I've read this over from the beginning... (I find all of the information presented highly relevant to my '1-of-12' adventure project. Which deals specifically with 'elder god' types trapped in another dimension. influencing humanity)... and, I find... (discussions of quantum dimensional theoretics aside)... that there is very little that actually affects gameplay. Well, 'directly', anyways.
I understand that you are essentially 'field-testing' the background material. But, I don't see where any 'logic incongruities' might prevent these ideas from taking hold. As, we have to 'suspend disbelief' quite a bit anyways, to be able to thoroughly enjoy the idea of 'superheroics', to begin with.
My point is this, even if someone could point out a flaw in this idea... its just background material. As GMs we ALL tend to add and discard whatever fits out tastes anyways. (The Galactor/Spectra exist in MY gaming universe. Zairob does not.)

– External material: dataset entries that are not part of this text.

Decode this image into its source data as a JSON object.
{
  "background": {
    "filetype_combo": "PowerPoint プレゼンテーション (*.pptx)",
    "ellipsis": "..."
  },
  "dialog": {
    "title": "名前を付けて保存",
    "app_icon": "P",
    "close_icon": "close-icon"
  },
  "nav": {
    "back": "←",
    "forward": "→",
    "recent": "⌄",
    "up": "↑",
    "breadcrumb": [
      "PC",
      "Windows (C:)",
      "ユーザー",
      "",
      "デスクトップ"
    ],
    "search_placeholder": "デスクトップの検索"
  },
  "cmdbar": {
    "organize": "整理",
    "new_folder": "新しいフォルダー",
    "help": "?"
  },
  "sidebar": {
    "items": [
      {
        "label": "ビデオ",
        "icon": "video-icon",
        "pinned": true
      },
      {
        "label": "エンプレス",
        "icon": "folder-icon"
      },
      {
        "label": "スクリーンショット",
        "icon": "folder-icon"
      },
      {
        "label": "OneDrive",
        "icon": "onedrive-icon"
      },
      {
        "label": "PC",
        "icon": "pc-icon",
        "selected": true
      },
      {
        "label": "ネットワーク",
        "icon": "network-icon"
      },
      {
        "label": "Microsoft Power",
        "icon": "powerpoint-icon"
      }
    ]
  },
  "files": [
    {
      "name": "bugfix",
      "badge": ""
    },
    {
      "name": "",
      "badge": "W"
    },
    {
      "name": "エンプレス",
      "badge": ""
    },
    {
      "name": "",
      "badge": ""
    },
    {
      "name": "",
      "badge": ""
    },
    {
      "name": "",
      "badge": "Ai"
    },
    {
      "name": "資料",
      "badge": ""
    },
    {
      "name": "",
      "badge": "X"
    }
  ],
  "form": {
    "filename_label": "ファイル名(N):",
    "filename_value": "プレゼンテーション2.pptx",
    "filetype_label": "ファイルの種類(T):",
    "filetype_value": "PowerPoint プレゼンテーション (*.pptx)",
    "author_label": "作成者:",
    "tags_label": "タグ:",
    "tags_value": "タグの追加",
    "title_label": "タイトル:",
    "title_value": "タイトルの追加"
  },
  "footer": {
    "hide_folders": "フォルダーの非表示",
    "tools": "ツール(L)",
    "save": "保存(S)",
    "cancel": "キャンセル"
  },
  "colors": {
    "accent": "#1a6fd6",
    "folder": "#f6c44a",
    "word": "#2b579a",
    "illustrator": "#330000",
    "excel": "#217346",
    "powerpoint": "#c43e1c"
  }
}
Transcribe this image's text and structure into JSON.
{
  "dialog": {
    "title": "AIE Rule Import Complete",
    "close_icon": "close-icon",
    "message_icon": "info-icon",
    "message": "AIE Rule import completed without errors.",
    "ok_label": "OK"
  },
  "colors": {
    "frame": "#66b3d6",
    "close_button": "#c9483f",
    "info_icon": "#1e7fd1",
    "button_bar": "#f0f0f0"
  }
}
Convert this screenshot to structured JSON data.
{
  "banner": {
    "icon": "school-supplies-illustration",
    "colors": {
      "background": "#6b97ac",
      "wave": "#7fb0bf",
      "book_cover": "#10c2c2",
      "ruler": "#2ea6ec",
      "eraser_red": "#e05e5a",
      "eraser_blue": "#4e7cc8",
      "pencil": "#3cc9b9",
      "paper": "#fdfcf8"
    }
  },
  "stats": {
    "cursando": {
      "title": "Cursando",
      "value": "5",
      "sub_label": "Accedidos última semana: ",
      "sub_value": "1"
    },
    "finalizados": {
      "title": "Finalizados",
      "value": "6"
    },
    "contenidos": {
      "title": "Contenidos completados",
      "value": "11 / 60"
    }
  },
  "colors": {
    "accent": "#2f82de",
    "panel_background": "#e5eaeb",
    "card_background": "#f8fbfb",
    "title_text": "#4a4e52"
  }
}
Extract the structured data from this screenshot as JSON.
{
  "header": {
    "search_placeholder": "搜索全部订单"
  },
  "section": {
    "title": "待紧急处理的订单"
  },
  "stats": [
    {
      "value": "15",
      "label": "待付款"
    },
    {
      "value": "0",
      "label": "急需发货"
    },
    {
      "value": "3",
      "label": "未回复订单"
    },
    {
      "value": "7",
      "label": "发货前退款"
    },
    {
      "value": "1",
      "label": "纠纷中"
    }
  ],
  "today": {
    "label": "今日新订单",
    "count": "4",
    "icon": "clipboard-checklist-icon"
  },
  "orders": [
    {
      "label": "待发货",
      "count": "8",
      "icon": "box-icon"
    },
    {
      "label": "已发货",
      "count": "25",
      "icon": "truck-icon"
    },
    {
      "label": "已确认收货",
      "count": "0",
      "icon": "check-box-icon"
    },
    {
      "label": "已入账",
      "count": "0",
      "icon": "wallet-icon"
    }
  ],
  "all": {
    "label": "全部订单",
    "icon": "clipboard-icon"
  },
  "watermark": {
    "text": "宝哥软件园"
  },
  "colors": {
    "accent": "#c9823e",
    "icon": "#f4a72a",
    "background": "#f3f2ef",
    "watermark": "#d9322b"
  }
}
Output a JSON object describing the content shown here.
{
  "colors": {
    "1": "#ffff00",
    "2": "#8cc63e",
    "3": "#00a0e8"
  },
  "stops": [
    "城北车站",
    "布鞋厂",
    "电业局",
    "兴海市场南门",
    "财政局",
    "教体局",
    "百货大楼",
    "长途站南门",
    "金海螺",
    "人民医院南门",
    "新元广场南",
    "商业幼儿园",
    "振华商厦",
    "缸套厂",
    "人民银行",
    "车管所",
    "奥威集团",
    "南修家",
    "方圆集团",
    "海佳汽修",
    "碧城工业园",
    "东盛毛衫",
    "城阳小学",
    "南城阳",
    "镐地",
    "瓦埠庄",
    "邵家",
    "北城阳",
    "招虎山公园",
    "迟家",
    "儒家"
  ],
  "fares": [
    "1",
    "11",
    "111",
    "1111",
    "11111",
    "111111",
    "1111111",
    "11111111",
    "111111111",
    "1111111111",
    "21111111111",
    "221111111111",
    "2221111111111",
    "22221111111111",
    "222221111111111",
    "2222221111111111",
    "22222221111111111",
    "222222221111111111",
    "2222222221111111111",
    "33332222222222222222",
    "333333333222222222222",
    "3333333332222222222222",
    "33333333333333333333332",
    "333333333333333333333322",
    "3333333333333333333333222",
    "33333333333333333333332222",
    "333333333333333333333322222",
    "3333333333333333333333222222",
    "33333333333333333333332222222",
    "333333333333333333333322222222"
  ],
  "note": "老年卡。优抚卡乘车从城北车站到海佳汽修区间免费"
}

Frankly, I like your idea. But, I THINK it might be a bit 'too constrictive'... for SOME scenarios. For instance, in my adventure there are indeed 'alternate dimensions'. (Grouped together by the commonalities of the physical laws, and the most accessible means to gain entry into them. Ie.- There are magical dimensions, sub-dimensions, hyperspace, parallel dimensions, divergent dimensions, and alien dimensions.) Each with it's own set of rules and 'FLAVORING'. These rules between my dimensions tend to VARY greatly,... BY dimension. (The physical laws of my Asgard are drastically different from the sub-dimension I call 'the Blue'. A sub-dimension where 'physicality' in the universe never came to be, but 'consciousness' does exist.) I think that by setting an 'overall' guideline for ... um... 'dimensional behaviour' you might be cheating yourself of some of the versatility availalble for 'the creation of 'game settings'. (Lets be honest, whether its a new dimension, another planet, or another era in time... it all means the same thing for us GMS. Its a 'different setting'.)
Still I think you have the fundamentals of a great idea on how magic might work. (By casting a duplication spell... I would not be manipulating universal energies to 'assemble' a duplicate of someone out of ambient atoms. I would instead be manipulating them to cause a 'temporal stutter'... which would last long enough to cause another (perpetual) 'instance' of that being. In my mind, THAT sounds more like HOW magic should work.
That works for me.
But, it might not work for everyone. I suppose it would be specifically dependent on how greatly 'overriding' elements of my adventure, were impacted by these ideas. (Say, that Christians who were killed in battle could not just 'show up' in Valhalla, because my scenario was very specific about who could and who could not get into Valhalla, to limit my PC group in some way.)
From reading your very first post, two other questions present themselves to me...
1)Is the actual 'kingdom of Heaven', an intended game setting in the V&V universe. (I cant stop my players from starting a heated gunbattle in the middle of the Vatican. I can only guess what would happen if they were somehow put in front of HIM and the Archangels.)
2)Are you also stating that the existence of gods (including HIM) and demons (including 'mih') and their respective realms, is considered to be a 'SCIENTIFICALLY PROVEN' fact, in the official V&V universe? (Thor has been a staple of the Marvel universe for decades. People like Reed Richards and Dr. Strange *HAVE* to acknowledge their existence and the existence of the universes they come from. Because the proof is NOT empirical... its standing right in front of them. But, by and large, most scientists in the Marvel universe do not believe in 'other dimensions' and 'godhood'. (Or even 'aliens', for that matter.) If anything, they probably still view them in much the same light that the 'common man 'does... as 'unknowable truths'. A general disposition that serves ALL readers, by accommodating ALL of their personal viewpoints, by specifically being vague.) Are you sure that your approach is the best approach to take, regarding this subject matter?
Other than that, I don't see anything wrong with your idea. (In fact, i'd even add, that it goes quite a ways to explain how PC superheroes never seem to 'really' die, somewhat.)